Number one, make the recipes that you know your family loves and enjoys. You probably only make them once or twice a year – once-in-a-blue-moon. Second, plan to share those calories – tell all your guests you are sending them home with leftovers. Third, approach the food you love with just a little caution about portion size. You can eat anything you want, just keep the amount reasonable. Trust me, you will still be stuffed and wanting to take a nap on the couch after dinner.
Many of the foods we eat at Thanksgiving are health promoting. If dinner starts with shrimp cocktail, great. Shrimp is low in fat, and an excellent source of protein, selenium and vitamin B12. A typical shrimp cocktail with 4 shrimp and sauce has only 78 calories.

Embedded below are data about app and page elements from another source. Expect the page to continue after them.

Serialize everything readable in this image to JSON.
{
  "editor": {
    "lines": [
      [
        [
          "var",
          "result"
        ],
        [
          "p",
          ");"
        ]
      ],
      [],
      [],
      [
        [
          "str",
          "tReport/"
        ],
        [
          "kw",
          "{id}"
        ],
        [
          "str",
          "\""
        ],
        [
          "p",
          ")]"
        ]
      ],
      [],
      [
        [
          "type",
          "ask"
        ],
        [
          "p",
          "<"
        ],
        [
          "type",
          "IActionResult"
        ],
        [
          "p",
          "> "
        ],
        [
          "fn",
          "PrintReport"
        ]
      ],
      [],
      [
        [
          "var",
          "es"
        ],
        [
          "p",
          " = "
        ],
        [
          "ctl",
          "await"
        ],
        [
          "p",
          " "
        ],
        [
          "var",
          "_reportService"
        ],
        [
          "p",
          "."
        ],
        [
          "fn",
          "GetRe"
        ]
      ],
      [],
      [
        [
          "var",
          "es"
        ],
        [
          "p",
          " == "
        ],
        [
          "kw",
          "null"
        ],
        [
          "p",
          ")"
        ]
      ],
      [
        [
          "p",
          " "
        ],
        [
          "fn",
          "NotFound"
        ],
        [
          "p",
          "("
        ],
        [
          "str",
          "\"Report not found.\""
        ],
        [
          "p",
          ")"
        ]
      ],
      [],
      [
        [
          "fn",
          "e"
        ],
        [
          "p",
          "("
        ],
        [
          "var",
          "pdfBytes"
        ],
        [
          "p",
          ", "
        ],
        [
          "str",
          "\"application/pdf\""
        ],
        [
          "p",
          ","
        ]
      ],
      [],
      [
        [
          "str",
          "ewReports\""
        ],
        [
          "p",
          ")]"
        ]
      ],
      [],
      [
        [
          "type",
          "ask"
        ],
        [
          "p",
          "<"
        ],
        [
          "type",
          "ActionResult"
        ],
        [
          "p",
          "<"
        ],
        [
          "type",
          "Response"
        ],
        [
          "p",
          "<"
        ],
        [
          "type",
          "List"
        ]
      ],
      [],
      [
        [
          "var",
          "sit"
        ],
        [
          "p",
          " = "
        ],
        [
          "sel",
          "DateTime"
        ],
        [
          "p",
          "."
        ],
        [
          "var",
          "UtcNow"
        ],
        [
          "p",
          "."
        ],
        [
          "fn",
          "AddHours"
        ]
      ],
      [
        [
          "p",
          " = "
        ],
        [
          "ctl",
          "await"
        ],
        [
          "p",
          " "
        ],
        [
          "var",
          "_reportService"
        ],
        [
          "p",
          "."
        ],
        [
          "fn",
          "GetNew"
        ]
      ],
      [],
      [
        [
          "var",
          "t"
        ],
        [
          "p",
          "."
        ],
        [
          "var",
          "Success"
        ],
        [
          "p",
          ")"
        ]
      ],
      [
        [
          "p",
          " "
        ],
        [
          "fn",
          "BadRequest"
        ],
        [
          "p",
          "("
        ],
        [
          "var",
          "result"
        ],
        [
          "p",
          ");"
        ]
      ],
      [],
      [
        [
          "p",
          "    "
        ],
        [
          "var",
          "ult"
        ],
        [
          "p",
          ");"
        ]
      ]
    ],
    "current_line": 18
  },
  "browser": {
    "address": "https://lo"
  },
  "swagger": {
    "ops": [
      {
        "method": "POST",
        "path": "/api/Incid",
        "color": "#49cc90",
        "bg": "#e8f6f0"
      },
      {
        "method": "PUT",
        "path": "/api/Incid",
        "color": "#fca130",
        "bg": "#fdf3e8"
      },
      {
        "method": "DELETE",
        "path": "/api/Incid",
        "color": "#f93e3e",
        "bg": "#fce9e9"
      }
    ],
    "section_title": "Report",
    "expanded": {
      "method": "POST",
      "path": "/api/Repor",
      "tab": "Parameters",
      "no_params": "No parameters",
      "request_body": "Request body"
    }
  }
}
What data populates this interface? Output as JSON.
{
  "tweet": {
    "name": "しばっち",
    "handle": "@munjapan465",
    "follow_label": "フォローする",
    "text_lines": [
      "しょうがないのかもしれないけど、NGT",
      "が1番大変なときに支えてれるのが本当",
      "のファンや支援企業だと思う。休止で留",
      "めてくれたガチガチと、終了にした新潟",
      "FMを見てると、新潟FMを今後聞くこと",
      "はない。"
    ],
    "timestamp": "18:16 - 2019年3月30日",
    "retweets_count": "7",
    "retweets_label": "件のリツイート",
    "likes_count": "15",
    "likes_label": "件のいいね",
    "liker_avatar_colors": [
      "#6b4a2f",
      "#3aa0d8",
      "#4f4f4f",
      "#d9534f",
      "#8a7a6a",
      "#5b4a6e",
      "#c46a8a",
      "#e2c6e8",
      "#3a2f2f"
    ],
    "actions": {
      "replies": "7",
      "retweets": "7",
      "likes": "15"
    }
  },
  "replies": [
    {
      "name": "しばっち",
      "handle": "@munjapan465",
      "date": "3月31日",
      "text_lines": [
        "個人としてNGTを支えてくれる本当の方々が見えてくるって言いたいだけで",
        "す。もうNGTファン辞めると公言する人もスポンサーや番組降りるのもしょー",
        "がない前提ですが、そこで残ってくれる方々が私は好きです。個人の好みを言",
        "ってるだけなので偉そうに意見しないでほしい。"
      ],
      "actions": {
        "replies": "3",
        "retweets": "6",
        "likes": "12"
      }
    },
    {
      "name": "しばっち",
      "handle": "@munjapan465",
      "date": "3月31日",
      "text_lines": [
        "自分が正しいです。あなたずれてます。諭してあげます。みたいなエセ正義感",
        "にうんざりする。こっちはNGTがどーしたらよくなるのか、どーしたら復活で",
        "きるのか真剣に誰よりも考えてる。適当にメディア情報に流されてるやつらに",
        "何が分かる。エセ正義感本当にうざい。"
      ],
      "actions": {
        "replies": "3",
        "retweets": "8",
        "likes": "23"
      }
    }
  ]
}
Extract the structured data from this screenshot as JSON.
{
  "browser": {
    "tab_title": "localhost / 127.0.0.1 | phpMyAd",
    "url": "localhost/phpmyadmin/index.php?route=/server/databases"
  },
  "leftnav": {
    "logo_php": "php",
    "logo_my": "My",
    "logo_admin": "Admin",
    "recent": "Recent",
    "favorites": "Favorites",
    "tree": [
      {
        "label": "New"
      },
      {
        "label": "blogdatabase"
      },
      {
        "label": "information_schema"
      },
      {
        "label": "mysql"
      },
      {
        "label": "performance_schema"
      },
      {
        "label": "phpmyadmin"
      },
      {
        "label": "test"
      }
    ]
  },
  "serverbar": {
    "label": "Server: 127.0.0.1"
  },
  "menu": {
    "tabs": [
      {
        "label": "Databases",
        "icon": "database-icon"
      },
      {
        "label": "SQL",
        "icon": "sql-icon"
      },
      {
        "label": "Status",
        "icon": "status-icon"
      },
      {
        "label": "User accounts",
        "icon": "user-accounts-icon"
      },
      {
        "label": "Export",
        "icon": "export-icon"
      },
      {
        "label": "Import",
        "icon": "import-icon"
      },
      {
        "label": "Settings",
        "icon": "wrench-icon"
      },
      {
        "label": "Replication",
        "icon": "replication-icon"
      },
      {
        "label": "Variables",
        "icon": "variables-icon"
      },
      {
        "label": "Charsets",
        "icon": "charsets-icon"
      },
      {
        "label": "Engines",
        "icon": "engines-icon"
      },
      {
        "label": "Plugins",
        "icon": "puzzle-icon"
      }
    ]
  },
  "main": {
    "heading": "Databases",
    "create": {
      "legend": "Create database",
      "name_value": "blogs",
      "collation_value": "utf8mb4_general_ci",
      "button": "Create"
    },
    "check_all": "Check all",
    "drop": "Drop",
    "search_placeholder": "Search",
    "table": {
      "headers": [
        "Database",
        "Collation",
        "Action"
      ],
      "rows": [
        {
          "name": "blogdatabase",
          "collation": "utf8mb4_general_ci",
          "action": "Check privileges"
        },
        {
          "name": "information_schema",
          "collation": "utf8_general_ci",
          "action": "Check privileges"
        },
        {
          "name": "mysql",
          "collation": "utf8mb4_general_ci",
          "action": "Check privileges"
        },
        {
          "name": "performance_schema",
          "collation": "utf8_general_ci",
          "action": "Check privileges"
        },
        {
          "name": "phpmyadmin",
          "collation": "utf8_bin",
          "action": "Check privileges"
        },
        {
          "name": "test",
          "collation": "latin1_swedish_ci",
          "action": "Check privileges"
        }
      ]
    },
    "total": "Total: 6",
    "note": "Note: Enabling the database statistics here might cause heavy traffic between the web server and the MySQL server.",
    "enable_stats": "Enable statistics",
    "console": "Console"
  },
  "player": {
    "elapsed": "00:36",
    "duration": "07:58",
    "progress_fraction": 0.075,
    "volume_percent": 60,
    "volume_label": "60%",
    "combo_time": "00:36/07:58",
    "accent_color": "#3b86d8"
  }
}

Turkey, the star of the show, is a lean protein source. Eating the white meat is wiser than chowing down on an entire drumstick. Aim to keep your portion to about 4 ounces, about the size of a medium-sized smartphone.
Sweet potatoes are a superfood. A medium sweet potato has all the vitamin A you need for a day plus vitamin C, potassium, magnesium and fiber. If your family favorite is topped with marshmallows or is candied aim for a half cup serving.
Brussels sprouts and broccoli are part of the cruciferous vegetable family which contain anti-cancer compounds and support DNA repair. Experts estimate that these foods can offer protection for up to 4 days after they are eaten. Splurge and enjoy a cupful. Keep the green bean casserole to a half cup portion.
Thanksgiving would not be Thanksgiving without cranberries. These powerful red berries prevent bacteria from adhering to membranes in the urinary tract, mouth and stomach where they could promote infection. Cooking does not alter their anti-adhesion properties. Aim for a quarter cup serving.
Ending dinner with pumpkin pie is a very healthy choice. Pumpkin is rich in vitamin A and the eye-healthy phytochemicals lutein and zeaxanthin. Pumpkin is also one of the best sources of beta-crytoxanthin, a carotenoid linked with a lowered risk for lung and prostate cancer.
Aim for a slice that is approximately one-eighth of a 9-inch pie.
OK, let’s see what your plate looks like eating what you love in reasonable portion sizes – shrimp cocktail, 4 ounces of turkey, 1 medium sweet potato or a half-cup of candied, 1 cup of broccoli or Brussels sprouts, half-cup of green bean casserole, one-quarter cup of cranberries, and a slice of pumpkin pie. And, of course, enjoy a half-cup of stuffing. Your plate with be overflowing and your tummy will be full.
It is sad that we need an excuse like Thanksgiving to enjoy food. Eating should be one of the most pleasurable activities in life but few of us truly enjoy it on a regular basis. We are too worried about too many calories, eating the wrong fat, not getting enough protein, and avoiding sugar to sit back and savor flavor. My suggestion for this year – enjoy your Thanksgiving dinner.
© NRH Nutrition Consultants, Inc.
Jo-Ann Heslin, MA, RD, CDN is a registered dietitian and the author of 30 books. Available as eBooks from iTunes and Kindle/Amazon:
Healthy Wholefoods Counter
Complete Food Counter
Fat and Cholesterol Counter
Available in print from Gallery Books:
Most Complete Food Counter, 3rd Ed.
Your Complete Food Counter App: http://itunes.apple.com/us/app/your-complete-food-counter/id444558777?mt=8
For more information on Jo-Ann and her books, go to: www.TheNutritionExperts.com.